Homeschooling and Writing

10 May

I have a new book announcement for you all!  I’m starting a series of Kindle eBooks called “How to Teaching Guides.” The first one is How to Teach a Newspaper Class for Middle and High School Grades.  The idea for the book came from a class that I’ve been teaching this school year. The preface from the book explains how it all came about:

     It is rare to find a child who loves every subject and wants to do them all. My son is no exception. For years I tore my hair out trying to find creative ways to get him to write. We made books, we made journals, he wrote letters and reports, but I still felt that something just wasn’t clicking. As a homeschooling mom I felt that I needed to come up with a better solution. My son was hitting middle school and it was time to work on this problem.

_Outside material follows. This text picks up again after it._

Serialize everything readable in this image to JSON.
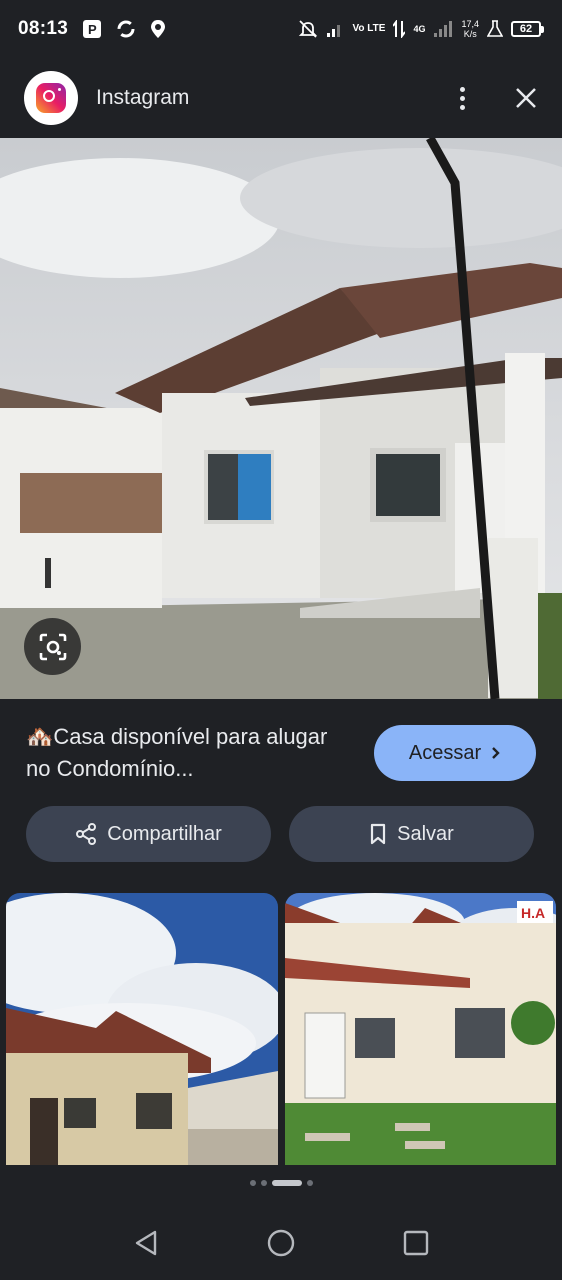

     That was when I came up with the idea of teaching a newspaper class. Since my son is usually willing to try new things, I suggested the idea to him and he said, “Sure.” That was all the encouragement I needed. I did some research, signed up some kids for the class, and soon it was time for my son to write his first article. He’d been very excited about his ideas for the first issue, so he sat down at his computer, ready and eager to write, and….froze up. He had major writer’s block. He had no idea how to start his article. My heart sank. I’d committed myself to teaching this class for a year, and I was envisioning weekly arguments trying to get my son to write his articles.

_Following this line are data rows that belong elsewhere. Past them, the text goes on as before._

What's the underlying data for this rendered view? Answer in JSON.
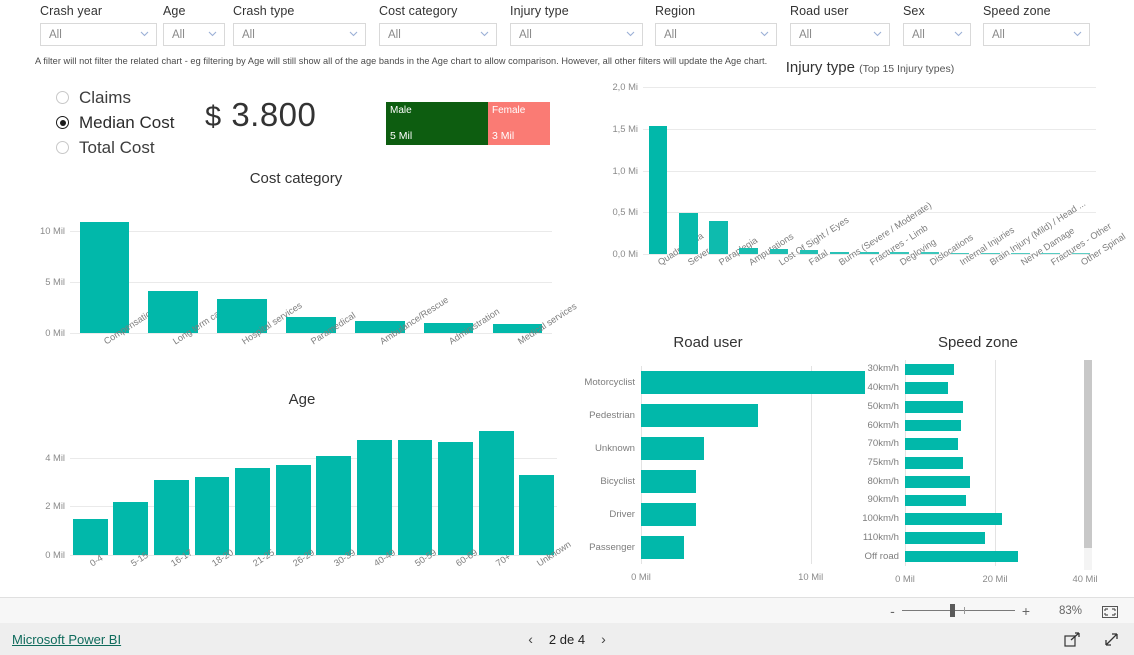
{
  "filters": [
    {
      "label": "Crash year",
      "value": "All",
      "left": 40,
      "width": 117
    },
    {
      "label": "Age",
      "value": "All",
      "left": 163,
      "width": 62
    },
    {
      "label": "Crash type",
      "value": "All",
      "left": 233,
      "width": 133
    },
    {
      "label": "Cost category",
      "value": "All",
      "left": 379,
      "width": 118
    },
    {
      "label": "Injury type",
      "value": "All",
      "left": 510,
      "width": 133
    },
    {
      "label": "Region",
      "value": "All",
      "left": 655,
      "width": 122
    },
    {
      "label": "Road user",
      "value": "All",
      "left": 790,
      "width": 100
    },
    {
      "label": "Sex",
      "value": "All",
      "left": 903,
      "width": 68
    },
    {
      "label": "Speed zone",
      "value": "All",
      "left": 983,
      "width": 107
    }
  ],
  "filter_note": "A filter will not filter the related chart - eg filtering by Age will still show all of the age bands in the Age chart to allow comparison. However, all other filters will update the Age chart.",
  "measure_selector": {
    "options": [
      {
        "label": "Claims",
        "selected": false
      },
      {
        "label": "Median Cost",
        "selected": true
      },
      {
        "label": "Total Cost",
        "selected": false
      }
    ]
  },
  "kpi": {
    "currency": "$",
    "value": "3.800"
  },
  "gender_tiles": [
    {
      "name": "Male",
      "value": "5 Mil",
      "color": "#0d5d10"
    },
    {
      "name": "Female",
      "value": "3 Mil",
      "color": "#fa7b74"
    }
  ],
  "colors": {
    "bar": "#01b8aa",
    "male": "#0d5d10",
    "female": "#fa7b74",
    "brand": "#0f6b5c"
  },
  "status_bar": {
    "zoom_percent": "83%",
    "minus": "-",
    "plus": "+",
    "fit_icon": "fit-to-page-icon"
  },
  "footer": {
    "brand": "Microsoft Power BI",
    "page_text": "2 de 4",
    "prev_arrow": "‹",
    "next_arrow": "›",
    "share_icon": "share-icon",
    "fullscreen_icon": "fullscreen-icon"
  },
  "chart_data": [
    {
      "id": "cost_category",
      "type": "bar",
      "title": "Cost category",
      "xlabel": "",
      "ylabel": "",
      "ylim": [
        0,
        12
      ],
      "yticks": [
        0,
        5,
        10
      ],
      "ytick_labels": [
        "0 Mil",
        "5 Mil",
        "10 Mil"
      ],
      "grid": true,
      "categories": [
        "Compensation",
        "Long term care",
        "Hospital services",
        "Paramedical",
        "Ambulance/Rescue",
        "Administration",
        "Medical services"
      ],
      "values": [
        10.8,
        4.1,
        3.3,
        1.6,
        1.2,
        1.0,
        0.9
      ]
    },
    {
      "id": "age",
      "type": "bar",
      "title": "Age",
      "xlabel": "",
      "ylabel": "",
      "ylim": [
        0,
        5.4
      ],
      "yticks": [
        0,
        2,
        4
      ],
      "ytick_labels": [
        "0 Mil",
        "2 Mil",
        "4 Mil"
      ],
      "grid": true,
      "categories": [
        "0-4",
        "5-15",
        "16-17",
        "18-20",
        "21-25",
        "26-29",
        "30-39",
        "40-49",
        "50-59",
        "60-69",
        "70+",
        "Unknown"
      ],
      "values": [
        1.5,
        2.2,
        3.1,
        3.2,
        3.6,
        3.7,
        4.1,
        4.75,
        4.75,
        4.65,
        5.1,
        3.3
      ]
    },
    {
      "id": "injury_type",
      "type": "bar",
      "title": "Injury type",
      "subtitle": "(Top 15 Injury types)",
      "xlabel": "",
      "ylabel": "",
      "ylim": [
        0,
        2.0
      ],
      "yticks": [
        0,
        0.5,
        1.0,
        1.5,
        2.0
      ],
      "ytick_labels": [
        "0,0 Mi",
        "0,5 Mi",
        "1,0 Mi",
        "1,5 Mi",
        "2,0 Mi"
      ],
      "grid": true,
      "categories": [
        "Quadriplegia",
        "Severe ABI",
        "Paraplegia",
        "Amputations",
        "Lost Of Sight / Eyes",
        "Fatal",
        "Burns (Severe / Moderate)",
        "Fractures - Limb",
        "Degloving",
        "Dislocations",
        "Internal Injuries",
        "Brain Injury (Mild) / Head ...",
        "Nerve Damage",
        "Fractures - Other",
        "Other Spinal"
      ],
      "values": [
        1.53,
        0.49,
        0.4,
        0.07,
        0.055,
        0.042,
        0.026,
        0.022,
        0.02,
        0.018,
        0.016,
        0.014,
        0.012,
        0.011,
        0.01
      ]
    },
    {
      "id": "road_user",
      "type": "bar",
      "orientation": "horizontal",
      "title": "Road user",
      "xlabel": "",
      "ylabel": "",
      "xlim": [
        0,
        16.5
      ],
      "xticks": [
        0,
        10
      ],
      "xtick_labels": [
        "0 Mil",
        "10 Mil"
      ],
      "grid": true,
      "categories": [
        "Motorcyclist",
        "Pedestrian",
        "Unknown",
        "Bicyclist",
        "Driver",
        "Passenger"
      ],
      "values": [
        13.2,
        6.9,
        3.7,
        3.25,
        3.25,
        2.55
      ]
    },
    {
      "id": "speed_zone",
      "type": "bar",
      "orientation": "horizontal",
      "title": "Speed zone",
      "xlabel": "",
      "ylabel": "",
      "xlim": [
        0,
        44
      ],
      "xticks": [
        0,
        20,
        40
      ],
      "xtick_labels": [
        "0 Mil",
        "20 Mil",
        "40 Mil"
      ],
      "grid": true,
      "categories": [
        "30km/h",
        "40km/h",
        "50km/h",
        "60km/h",
        "70km/h",
        "75km/h",
        "80km/h",
        "90km/h",
        "100km/h",
        "110km/h",
        "Off road"
      ],
      "values": [
        10.8,
        9.5,
        12.9,
        12.4,
        11.8,
        12.9,
        14.4,
        13.6,
        21.5,
        17.8,
        25.2
      ],
      "has_scrollbar": true
    }
  ]
}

     But I’m also trying to teach my son not to be a quitter, so we persevered. I gave him some ideas for how to start his article, made him keep at it, and he wrote it. And he hasn’t looked back. Now, after taking the class for most of the year, he’s realized that writing, like anything, takes practice. He can see how much easier it is for him to write an article now compared to when he first started the class, and he’s not afraid of writer’s block anymore. This class may have been one of the best homeschooling ideas I’ve ever had.                            

I can’t recommend enough the idea of starting a newspaper to get kids interested in writing. That’s not to say that there aren’t other creative ways to do this. We’ve done a number of them through the years. One of our favorites was making books. There are a number of ways out there that your kids can make books that look like real published books. We purchased Creations by You kits and my son made limerick books, joke books, haiku books, and just plain story books.

Another thing we did was to make a scrapbook of events in his life. For each page of the scrapbook I would give him a short sheet of paper with lines on it that he would write about the event on.  Once he was done, we’d paste it to the scrapbook page and then decorate the rest of the page with photos and other items.

One thing that some of my friend’s children are doing is writing blogs, either on their own or as part of a larger family blog.

All of these projects, including the newspaper class, have one thing in common. They produce something that has a larger purpose than just writing a story on a piece of paper.  It seems like kids are more receptive to a writing project when they can see that it has a larger purpose, not just writing for the sake of writing.

Do any of you have any kids’ writing project ideas out there that you would like to share?

One last thing on an unrelated subject…if you’re interested in knowing why I love homeschooling so much, or would like to understand why some people homeschool, check out this article that I wrote for Canada’s Homeschool Guide: http://canadashomeschool.ca/article/homeschooling-moments.html

 

Happy Homeschooling!

 

Sue